> **YOUR OBJECTIVE**
Scan the entries and copy each line where the word "Doctor" is present.

=== RECORDS TO PROCESS ===

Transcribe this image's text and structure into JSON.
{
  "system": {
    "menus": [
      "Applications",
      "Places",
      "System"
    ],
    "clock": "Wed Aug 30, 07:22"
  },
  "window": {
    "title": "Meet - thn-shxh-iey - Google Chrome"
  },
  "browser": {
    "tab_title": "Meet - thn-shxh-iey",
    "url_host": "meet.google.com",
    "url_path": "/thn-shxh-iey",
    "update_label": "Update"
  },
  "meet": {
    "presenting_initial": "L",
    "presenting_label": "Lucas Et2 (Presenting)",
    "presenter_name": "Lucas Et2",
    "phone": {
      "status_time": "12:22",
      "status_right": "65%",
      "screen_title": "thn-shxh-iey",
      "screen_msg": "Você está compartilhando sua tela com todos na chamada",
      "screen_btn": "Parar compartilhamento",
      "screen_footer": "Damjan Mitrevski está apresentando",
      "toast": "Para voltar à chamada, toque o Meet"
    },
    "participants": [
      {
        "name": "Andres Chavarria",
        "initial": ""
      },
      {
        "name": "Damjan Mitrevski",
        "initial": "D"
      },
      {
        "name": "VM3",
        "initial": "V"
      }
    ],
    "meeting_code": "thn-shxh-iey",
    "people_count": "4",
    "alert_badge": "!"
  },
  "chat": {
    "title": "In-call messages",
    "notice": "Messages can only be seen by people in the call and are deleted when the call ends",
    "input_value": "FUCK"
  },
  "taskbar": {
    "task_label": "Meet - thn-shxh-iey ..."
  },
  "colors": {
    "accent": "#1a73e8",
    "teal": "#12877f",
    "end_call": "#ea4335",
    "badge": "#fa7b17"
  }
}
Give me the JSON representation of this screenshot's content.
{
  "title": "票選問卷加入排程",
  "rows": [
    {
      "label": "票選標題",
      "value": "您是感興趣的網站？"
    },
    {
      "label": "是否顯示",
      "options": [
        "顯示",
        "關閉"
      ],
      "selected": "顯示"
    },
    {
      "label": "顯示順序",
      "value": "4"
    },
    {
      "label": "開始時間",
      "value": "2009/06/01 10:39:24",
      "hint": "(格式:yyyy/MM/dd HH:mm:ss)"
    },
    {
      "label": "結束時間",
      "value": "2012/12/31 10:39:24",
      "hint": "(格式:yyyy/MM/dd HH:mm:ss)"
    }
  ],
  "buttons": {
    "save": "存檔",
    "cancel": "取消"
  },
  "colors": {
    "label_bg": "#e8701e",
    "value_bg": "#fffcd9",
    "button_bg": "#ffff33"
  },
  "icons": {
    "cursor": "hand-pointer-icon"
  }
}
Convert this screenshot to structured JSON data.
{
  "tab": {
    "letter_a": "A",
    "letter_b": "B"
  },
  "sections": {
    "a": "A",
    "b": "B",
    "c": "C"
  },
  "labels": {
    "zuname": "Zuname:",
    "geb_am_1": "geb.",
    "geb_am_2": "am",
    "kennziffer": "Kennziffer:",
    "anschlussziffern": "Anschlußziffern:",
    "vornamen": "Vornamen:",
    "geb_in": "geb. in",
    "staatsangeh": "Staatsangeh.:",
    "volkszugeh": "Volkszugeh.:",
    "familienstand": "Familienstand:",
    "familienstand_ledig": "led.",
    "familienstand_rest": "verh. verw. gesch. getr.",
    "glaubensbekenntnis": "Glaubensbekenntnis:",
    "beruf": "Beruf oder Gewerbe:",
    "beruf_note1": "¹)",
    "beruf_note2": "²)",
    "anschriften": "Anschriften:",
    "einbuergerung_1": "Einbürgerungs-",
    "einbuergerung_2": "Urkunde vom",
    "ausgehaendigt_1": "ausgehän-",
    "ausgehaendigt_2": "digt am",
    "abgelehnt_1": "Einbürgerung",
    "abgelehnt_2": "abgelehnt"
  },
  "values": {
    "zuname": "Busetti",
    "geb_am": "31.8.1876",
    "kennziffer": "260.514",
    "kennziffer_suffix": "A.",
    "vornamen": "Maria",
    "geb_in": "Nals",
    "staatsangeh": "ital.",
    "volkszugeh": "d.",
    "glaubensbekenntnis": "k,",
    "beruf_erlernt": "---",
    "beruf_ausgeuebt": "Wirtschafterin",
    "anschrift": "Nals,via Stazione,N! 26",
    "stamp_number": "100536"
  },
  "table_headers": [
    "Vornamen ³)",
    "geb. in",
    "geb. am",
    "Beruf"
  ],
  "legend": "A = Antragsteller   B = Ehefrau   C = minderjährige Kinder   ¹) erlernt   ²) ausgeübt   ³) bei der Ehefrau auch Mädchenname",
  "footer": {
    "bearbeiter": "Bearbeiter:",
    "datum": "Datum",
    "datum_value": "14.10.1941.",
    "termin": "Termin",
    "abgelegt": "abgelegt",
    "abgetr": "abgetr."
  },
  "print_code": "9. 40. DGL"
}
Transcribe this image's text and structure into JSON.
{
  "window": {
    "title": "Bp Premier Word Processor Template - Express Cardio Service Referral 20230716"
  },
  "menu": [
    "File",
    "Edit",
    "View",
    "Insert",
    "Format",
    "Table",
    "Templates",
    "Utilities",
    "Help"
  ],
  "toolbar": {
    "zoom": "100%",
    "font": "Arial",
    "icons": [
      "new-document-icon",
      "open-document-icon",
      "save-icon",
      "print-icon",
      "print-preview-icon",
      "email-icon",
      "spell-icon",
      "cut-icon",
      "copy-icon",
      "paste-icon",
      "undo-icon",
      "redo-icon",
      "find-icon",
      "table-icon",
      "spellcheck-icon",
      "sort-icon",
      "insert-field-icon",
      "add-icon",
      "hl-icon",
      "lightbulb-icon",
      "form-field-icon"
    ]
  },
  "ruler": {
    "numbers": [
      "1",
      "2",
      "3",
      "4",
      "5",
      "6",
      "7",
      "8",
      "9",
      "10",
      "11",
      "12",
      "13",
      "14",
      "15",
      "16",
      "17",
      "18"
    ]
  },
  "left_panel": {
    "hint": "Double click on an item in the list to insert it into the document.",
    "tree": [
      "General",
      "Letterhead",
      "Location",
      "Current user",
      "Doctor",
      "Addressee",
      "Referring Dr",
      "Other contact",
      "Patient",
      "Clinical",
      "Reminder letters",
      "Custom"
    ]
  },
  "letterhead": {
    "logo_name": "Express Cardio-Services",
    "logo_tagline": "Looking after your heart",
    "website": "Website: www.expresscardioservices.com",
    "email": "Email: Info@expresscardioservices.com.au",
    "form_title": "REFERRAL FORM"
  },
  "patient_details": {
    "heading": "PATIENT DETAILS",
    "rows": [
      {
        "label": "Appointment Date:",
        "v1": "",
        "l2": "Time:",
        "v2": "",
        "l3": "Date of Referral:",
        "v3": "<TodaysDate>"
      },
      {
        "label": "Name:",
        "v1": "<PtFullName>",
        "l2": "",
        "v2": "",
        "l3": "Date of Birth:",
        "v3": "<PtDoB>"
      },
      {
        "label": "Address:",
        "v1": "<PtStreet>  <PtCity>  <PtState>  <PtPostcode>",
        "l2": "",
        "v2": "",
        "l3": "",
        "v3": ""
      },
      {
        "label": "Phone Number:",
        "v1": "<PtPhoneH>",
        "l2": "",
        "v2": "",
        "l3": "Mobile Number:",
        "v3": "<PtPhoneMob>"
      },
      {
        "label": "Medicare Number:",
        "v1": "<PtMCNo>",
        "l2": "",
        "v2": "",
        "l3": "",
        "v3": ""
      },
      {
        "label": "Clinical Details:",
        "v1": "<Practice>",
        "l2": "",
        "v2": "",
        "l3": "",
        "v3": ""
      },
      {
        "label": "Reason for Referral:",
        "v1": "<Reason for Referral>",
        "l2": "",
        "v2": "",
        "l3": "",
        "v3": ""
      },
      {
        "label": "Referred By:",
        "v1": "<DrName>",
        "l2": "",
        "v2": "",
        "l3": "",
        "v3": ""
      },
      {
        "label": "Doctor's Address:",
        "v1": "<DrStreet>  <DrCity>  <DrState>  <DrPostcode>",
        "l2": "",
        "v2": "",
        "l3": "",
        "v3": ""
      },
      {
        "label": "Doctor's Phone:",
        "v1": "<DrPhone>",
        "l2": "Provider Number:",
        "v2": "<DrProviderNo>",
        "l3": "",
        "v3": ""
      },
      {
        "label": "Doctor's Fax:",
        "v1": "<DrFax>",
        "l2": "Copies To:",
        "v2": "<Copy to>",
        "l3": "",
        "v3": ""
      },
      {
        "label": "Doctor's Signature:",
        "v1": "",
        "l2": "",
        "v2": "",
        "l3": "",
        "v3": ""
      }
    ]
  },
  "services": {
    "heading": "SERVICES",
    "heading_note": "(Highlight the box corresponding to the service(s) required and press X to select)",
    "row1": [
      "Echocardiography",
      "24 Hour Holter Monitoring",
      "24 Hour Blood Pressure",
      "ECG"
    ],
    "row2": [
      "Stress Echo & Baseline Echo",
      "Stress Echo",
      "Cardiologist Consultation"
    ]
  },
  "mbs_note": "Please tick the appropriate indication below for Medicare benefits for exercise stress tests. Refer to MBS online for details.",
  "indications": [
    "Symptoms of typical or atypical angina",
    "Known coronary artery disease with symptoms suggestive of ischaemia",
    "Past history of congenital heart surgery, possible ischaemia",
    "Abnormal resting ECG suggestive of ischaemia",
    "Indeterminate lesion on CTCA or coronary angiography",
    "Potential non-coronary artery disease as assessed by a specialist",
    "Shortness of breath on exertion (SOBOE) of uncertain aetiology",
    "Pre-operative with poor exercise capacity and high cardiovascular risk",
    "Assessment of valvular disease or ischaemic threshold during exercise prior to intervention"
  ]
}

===

> **FINAL ANSWER**
      "Doctor",
        "label": "Doctor's Address:",
        "label": "Doctor's Phone:",
        "label": "Doctor's Fax:",
        "label": "Doctor's Signature:",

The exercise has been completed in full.